Large numbers of police patrolled the streets in each host city, and they were also deployed on Metro trains, sometimes with dogs, and more often than not were armed. Armoured riot police were a common sight outside stadiums on matchdays, but despite the ever-visible presence, it did not feel intimidating or overbearing.
Supporters were left free to take photographs and, in the case of Mexico and Chile fans, make lots of noise and behave in a way that surprised many locals.
Getting into Metro stations and match stadiums was also a big security operation with airport-style security, ID scans and bag searches. But Russia feels well-prepared for the World Cup and ready to deal with the huge influx of overseas visitors.
In Moscow and St. Petersburg, well-established Metro systems enable easy access to all match venues — particularly in the case of Spartak Stadium, which is less than 100 yards from the recently opened Spartak station.
One issue which must be addressed before 2018 is the signage on both Metro networks, because, while there are some signs in English, they are too few and poorly positioned.
The Cyrillic alphabet ensures a confusing experience at times deep underground in Moscow and St. Petersburg, but once you have the basics, the Metro systems are an easy to way to get around two cities which have less free-flowing road networks.
Kazan still lacks a comprehensive Metro system, and some fans during the past fortnight have walked between the stadium and the city before and after games — an hourlong walk on some poorly lit roads.
Sochi is a beachfront stadium which is easily accessible on foot if staying in the resort of Adler — less so if staying in Sochi, which is a 35-minute drive away.
Sochi, where they wanted a stadium close the beach.
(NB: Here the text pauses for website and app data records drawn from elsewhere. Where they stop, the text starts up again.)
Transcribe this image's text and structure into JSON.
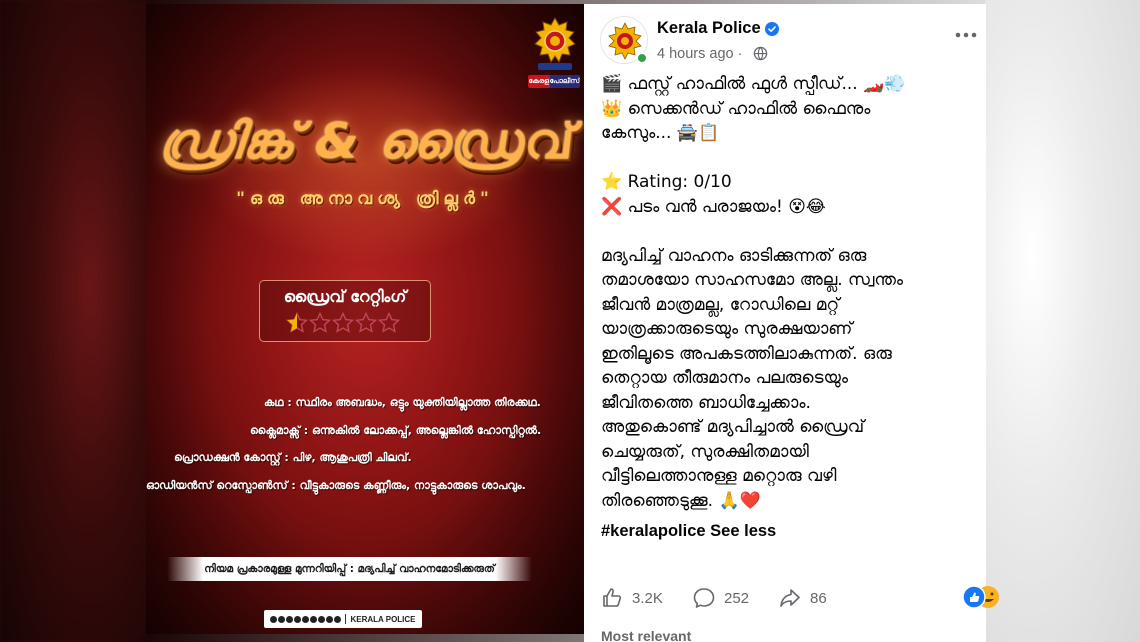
{
  "poster": {
    "emblem_tag_left": "കേരള",
    "emblem_tag_right": "പോലീസ്",
    "title": "ഡ്രിങ്ക് & ഡ്രൈവ്",
    "subtitle": "\"ഒരു അനാവശ്യ ത്രില്ലർ\"",
    "rating_label": "ഡ്രൈവ് റേറ്റിംഗ്",
    "rating_value": 0.5,
    "rating_max": 5,
    "credits": [
      "കഥ : സ്ഥിരം അബദ്ധം, ഒട്ടും യുക്തിയില്ലാത്ത തിരക്കഥ.",
      "ക്ലൈമാക്സ് : ഒന്നുകിൽ ലോക്കപ്പ്, അല്ലെങ്കിൽ ഹോസ്പിറ്റൽ.",
      "പ്രൊഡക്ഷൻ കോസ്റ്റ് : പിഴ, ആശുപത്രി ചിലവ്.",
      "ഓഡിയൻസ് റെസ്പോൺസ് : വീട്ടുകാരുടെ കണ്ണീരും, നാട്ടുകാരുടെ ശാപവും."
    ],
    "warning": "നിയമ പ്രകാരമുള്ള മുന്നറിയിപ്പ് : മദ്യപിച്ച് വാഹനമോടിക്കരുത്",
    "footer_brand": "KERALA POLICE"
  },
  "post": {
    "page_name": "Kerala Police",
    "time": "4 hours ago ·",
    "lines": [
      "🎬 ഫസ്റ്റ് ഹാഫിൽ ഫുൾ സ്പീഡ്... 🏎️💨",
      "👑 സെക്കൻഡ് ഹാഫിൽ ഫൈനും",
      "കേസും... 🚔📋",
      "",
      "⭐ Rating: 0/10",
      "❌ പടം വൻ പരാജയം! 😵😂",
      "",
      "മദ്യപിച്ച് വാഹനം ഓടിക്കുന്നത് ഒരു",
      "തമാശയോ സാഹസമോ അല്ല. സ്വന്തം",
      "ജീവൻ മാത്രമല്ല, റോഡിലെ മറ്റ്",
      "യാത്രക്കാരുടെയും സുരക്ഷയാണ്",
      "ഇതിലൂടെ അപകടത്തിലാകുന്നത്. ഒരു",
      "തെറ്റായ തീരുമാനം പലരുടെയും",
      "ജീവിതത്തെ ബാധിച്ചേക്കാം.",
      "അതുകൊണ്ട് മദ്യപിച്ചാൽ ഡ്രൈവ്",
      "ചെയ്യരുത്, സുരക്ഷിതമായി",
      "വീട്ടിലെത്താനുള്ള മറ്റൊരു വഴി",
      "തിരഞ്ഞെടുക്കൂ. 🙏❤️"
    ],
    "hashtag": "#keralapolice",
    "see_less": "See less",
    "likes": "3.2K",
    "comments": "252",
    "shares": "86",
    "more_relevant": "Most relevant",
    "colors": {
      "like_blue": "#1877f2",
      "verified_blue": "#1877f2"
    }
  }
}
Close enough? pic.twitter.com/OuteAD097H
– Mark Ogden (@MarkOgden_) June 27, 2017
Trains run regularly and generally on time, with the Sapsan Express between St. Petersburg and Moscow covering the journey in 3 hours, 45 minutes on a spacious, modern train.
Flights between some cities may be in short supply, but every major city is well-served by Moscow’s four airports.
The weather during the Confederations Cup has emphasised the problems facing supporters and competing teams alike in 2018. It is unpredictable to say the least, with Moscow and St. Petersburg as likely to bake in plus-25 degrees Celsius (77 Fahrenheit) heat as they are to be deluged in rain.
On the weekend of the final in St. Petersburg, the city experienced heavy rain and strong winds on Saturday before enjoying a glorious, sunny day 24 hours later.
Kazan is another city which experienced both ends of the scale, while Sochi, a sun-kissed Black Sea resort, also suffered rainy days during the tournament.
– Mark Ogden (@MarkOgden_) June 23, 2017
Residents in each city insisted that 2017 has seen Russia subjected to freak weather, with the rain much heavier than in recent years. But fans expecting lots of sunshine at the World Cup will need to think again, as will competing nations when it comes to locating a base camp and preparing for a month of unpredictability.
If Russia has one seemingly insurmountable problem ahead of 2018, it is the country’s failing football team.
Stanislav Cherchesov’s team were eliminated in the group stage of the Confederations Cup after defeats against Portugal and Mexico, which followed a solitary win against New Zealand.
Cherchesov has a huge task ahead of him to make Russia competitive next summer, when simply getting out of the group will be regarded as a success.
Every World Cup needs a vibrant host nation to prosper on the field, for the sake of the atmosphere within the country. Only once, at South Africa 2010, has a host nation failed to progress to the knockout stages, and Russia are in danger of suffering the same fate as the South Africans.
It will need Russia to land a favourable group when the draw takes place in the Kremlin in December. They are seeded, at least, but Russia will still need a decent portion of good fortune if they are to make an impression on this World Cup.
Mark Ogden is a senior football writer for ESPN FC. Follow him @MarkOgden_